Before you could catch your breath, Afleet Alex was striding out to be on top by six with an eighth of a mile to run, and Rose shook the stick in celebration as they approached the line. Andromeda's Hero veered a bit but Rafael Bejerano kept him to task to finish second as Nolan's Cat and Norberto Arroyo Jr. ran third, finishing 2 ¼ lengths ahead of fourth-place finisher Indy Storm.
They were followed under the wire by A. P. Arrow, Chekhov, Giacomo, Southern Africa, Watchmon, Reverberate, and Pinpoint.
"He just ran away from the field," Rose said. "He exploded at the quarter pole and that was it. Everything worked out beautifully. Most patient rides are the ones that win. I had the best horse. That's what makes it, I had the horse."
Afleet Alex paid $4.30, $3.60, and $3 while Andromeda's Hero returned $8.20 and $5.80. Nolan's Cat paid $7.20 to show. Afleet Alex was the 60th favorite to win the Belmont in 137 runnings.
It was the sixth time Nick Zito had finished second in the Belmont. Last year, he won the race when Birdstone upset Smarty Jones in his bid to win the Triple Crown.
"He should be a Triple Crown horse," Rose said. "Whether I did anything wrong, I don't know. Obviously he is the best 3-year-old in the country."
"He ran a great race in the Derby; you can't look back," Ritchey said. "If you had told us in March we would win two-thirds of the Triple Crown, we would have been ecstatic."
Ritchey had been saying all along he thought Afleet Alex could run "as far as they write races." He said the Belmont proved that was right.
"We expected this kind of performance," Ritchey said. "I wasn't surprised he was that far back, but when he got rolling, it was a lot of fun."
"I knew that if I didn't do something stupid, I was going to win this race. He's just that good," Rose said.
Afleet Alex was a top 2-year-old. He made six starts last year and won four of them, finishing second in the other two. He won two stakes at Saratoga, the Sanford (gr. II) and Hopeful (gr. I), before finishing the year by running second in the Champagne (gr. I) and Bessemer Trust Breeders' Cup Juvenile (gr. I).
He won the Mountain Valley in his first start this year and then ran his only bad race, finishing sixth in the Rebel (gr. III). After that race, however, he was scoped and found to have had an infection. He showed he was OK by winning the Arkansas Derby (gr. II) by eight lengths. In the Derby, Afleet Alex was 11th in the early running but moved to second in the stretch before finishing third, beaten just a length by Giacomo and a half-length by Closing Argument.

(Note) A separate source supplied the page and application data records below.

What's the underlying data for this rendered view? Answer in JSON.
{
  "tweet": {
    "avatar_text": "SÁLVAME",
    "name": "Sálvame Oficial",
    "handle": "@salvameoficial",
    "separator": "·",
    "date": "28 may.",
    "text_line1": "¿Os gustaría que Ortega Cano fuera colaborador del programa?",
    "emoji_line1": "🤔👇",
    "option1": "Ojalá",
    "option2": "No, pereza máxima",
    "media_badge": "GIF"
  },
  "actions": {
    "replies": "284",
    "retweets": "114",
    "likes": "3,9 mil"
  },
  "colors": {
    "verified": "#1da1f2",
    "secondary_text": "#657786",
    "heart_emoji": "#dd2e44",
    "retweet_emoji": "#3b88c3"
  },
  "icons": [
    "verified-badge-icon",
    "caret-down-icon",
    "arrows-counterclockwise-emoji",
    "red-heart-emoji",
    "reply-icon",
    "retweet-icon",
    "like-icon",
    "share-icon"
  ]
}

And, he will get the chance to run next year and at some point, on the turf, Ritchey said. Representatives of several stallion operations were visiting with Ritchey this week, but he said, "this horse will run as a 4-year-old; end of story."
"My horse broke really good this time. So, I stayed comfortable in good position, trying to stay close to Afleet Alex," Bejarano, on Andromeda's Hero, said. "When he moved at the three-eighths pole, I followed him, and when I asked my horse at the quarter pole, my horse started running strong. But Afleet Alex just ran away."
Many of the jockeys experienced the rush of power Afleet Alex showed. "I had a perfect trip," Edgar Prado, who rode Indy Storm, said. "He broke good. I was saving ground. I thought I had a good chance to win. But Afleet Alex went by me too fast."
The attendance was 62,274. Last year saw record attendance of 120,139 when Smarty Jones was going for the Triple Crown.To purchase photographs of Afleet Alex and other great thoroughbreds, click here.